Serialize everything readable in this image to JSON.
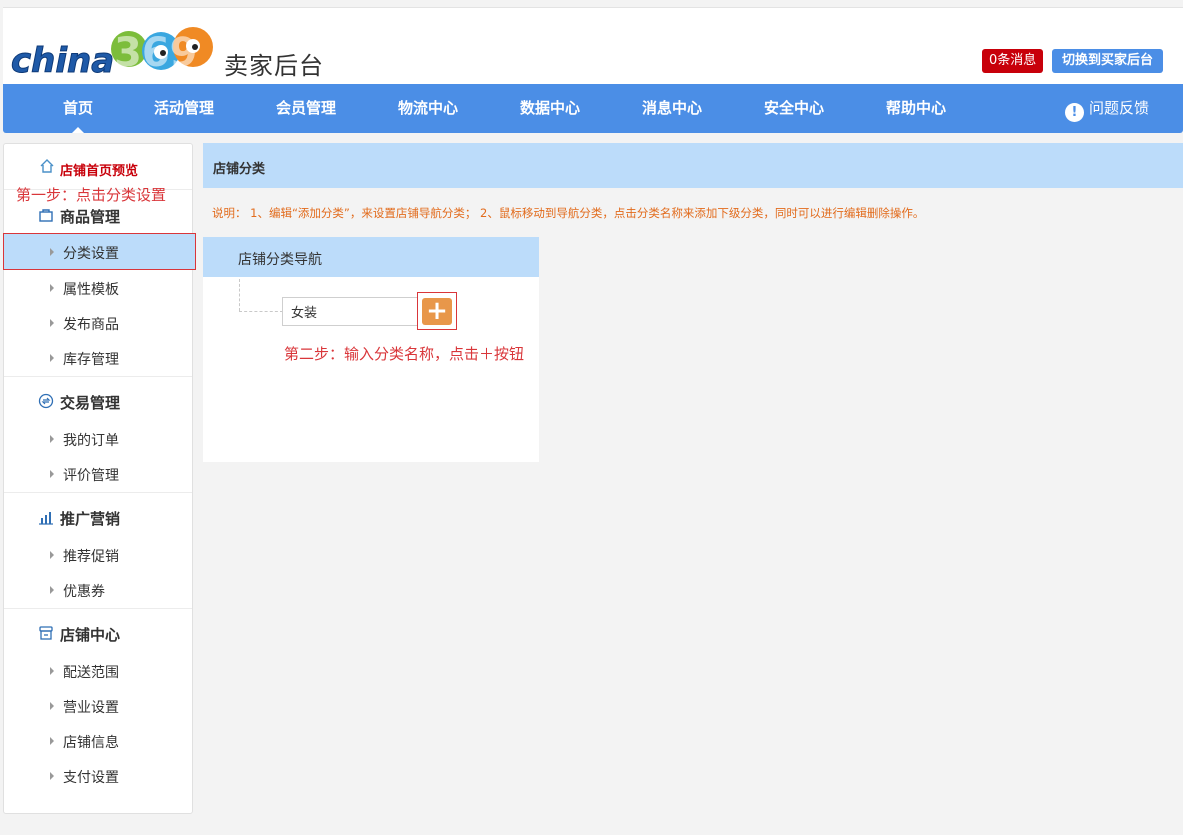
{
  "header": {
    "logo_text": "china369",
    "title": "卖家后台",
    "messages_label": "0条消息",
    "switch_label": "切换到买家后台"
  },
  "nav": {
    "items": [
      {
        "label": "首页",
        "active": true
      },
      {
        "label": "活动管理"
      },
      {
        "label": "会员管理"
      },
      {
        "label": "物流中心"
      },
      {
        "label": "数据中心"
      },
      {
        "label": "消息中心"
      },
      {
        "label": "安全中心"
      },
      {
        "label": "帮助中心"
      }
    ],
    "feedback_label": "问题反馈"
  },
  "sidebar": {
    "home_label": "店铺首页预览",
    "step1_annotation": "第一步：点击分类设置",
    "groups": [
      {
        "title": "商品管理",
        "icon": "bag-icon",
        "items": [
          "分类设置",
          "属性模板",
          "发布商品",
          "库存管理"
        ],
        "selected_item": "分类设置"
      },
      {
        "title": "交易管理",
        "icon": "exchange-icon",
        "items": [
          "我的订单",
          "评价管理"
        ]
      },
      {
        "title": "推广营销",
        "icon": "bar-chart-icon",
        "items": [
          "推荐促销",
          "优惠券"
        ]
      },
      {
        "title": "店铺中心",
        "icon": "store-icon",
        "items": [
          "配送范围",
          "营业设置",
          "店铺信息",
          "支付设置"
        ]
      }
    ]
  },
  "main": {
    "panel_title": "店铺分类",
    "description": "说明： 1、编辑“添加分类”，来设置店铺导航分类； 2、鼠标移动到导航分类，点击分类名称来添加下级分类，同时可以进行编辑删除操作。",
    "box_title": "店铺分类导航",
    "category_input_value": "女装",
    "add_button_label": "+",
    "step2_annotation": "第二步：输入分类名称，点击＋按钮"
  },
  "colors": {
    "brand_blue": "#4b8ee6",
    "light_blue": "#bcdcfa",
    "alert_red": "#c8000a",
    "annotation_red": "#d9363a",
    "add_orange": "#e8974a",
    "desc_orange": "#e26b1c"
  }
}
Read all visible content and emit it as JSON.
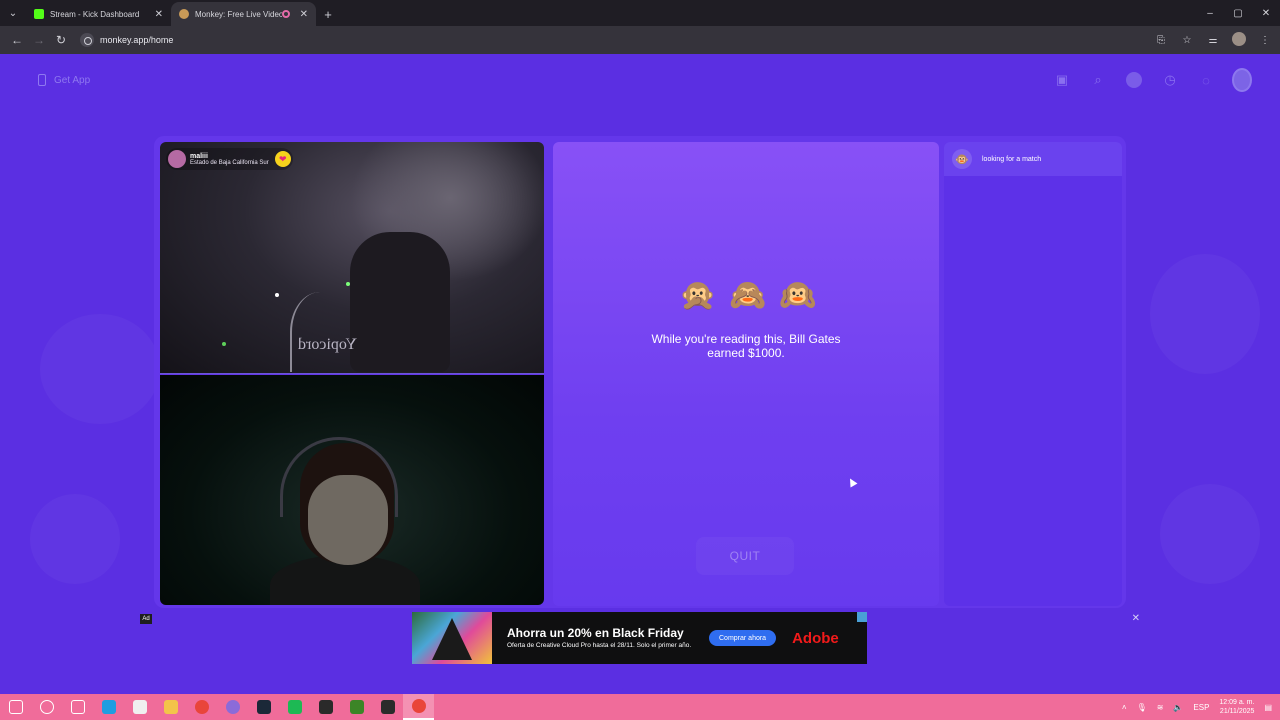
{
  "browser": {
    "tabs": [
      {
        "title": "Stream - Kick Dashboard",
        "favicon_color": "#53fc18",
        "active": false
      },
      {
        "title": "Monkey: Free Live Video Ch",
        "favicon_color": "#c99a57",
        "active": true
      }
    ],
    "new_tab": "+",
    "address": "monkey.app/home",
    "window_controls": {
      "minimize": "–",
      "maximize": "▢",
      "close": "✕"
    }
  },
  "header": {
    "get_app_label": "Get App"
  },
  "remote_video": {
    "user_name": "maliii",
    "user_location": "Estado de Baja California Sur",
    "heart": "❤",
    "mirrored_text": "Yopicord"
  },
  "center": {
    "monkeys": [
      "🙊",
      "🙈",
      "🙉"
    ],
    "message": "While you're reading this, Bill Gates earned $1000.",
    "quit_label": "QUIT"
  },
  "side": {
    "match_icon": "🐵",
    "match_text": "looking for a match"
  },
  "ad": {
    "tag": "Ad",
    "close": "✕",
    "headline": "Ahorra un 20% en Black Friday",
    "subtext": "Oferta de Creative Cloud Pro hasta el 28/11. Solo el primer año.",
    "cta": "Comprar ahora",
    "brand": "Adobe"
  },
  "taskbar": {
    "icons": [
      "windows-start-icon",
      "search-icon",
      "task-view-icon",
      "edge-icon",
      "store-icon",
      "file-explorer-icon",
      "chrome-icon",
      "chrome-profile-icon",
      "steam-icon",
      "spotify-icon",
      "obs-icon",
      "minecraft-icon",
      "epic-games-icon",
      "chrome-active-icon"
    ],
    "colors": [
      "#ffffff",
      "#ffffff",
      "#ffffff",
      "#1f9de0",
      "#f0f0f0",
      "#f3c44a",
      "#e9453a",
      "#8b6bd9",
      "#1b2838",
      "#1db954",
      "#2a2a2a",
      "#3c8527",
      "#2b2b2b",
      "#e9453a"
    ],
    "tray_lang": "ESP",
    "time": "12:09 a. m.",
    "date": "21/11/2025"
  },
  "colors": {
    "page_bg": "#5b2fe2",
    "panel": "#8851f6",
    "taskbar": "#f06c9a"
  }
}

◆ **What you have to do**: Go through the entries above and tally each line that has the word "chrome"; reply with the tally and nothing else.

◆ **Exercise solution**: 3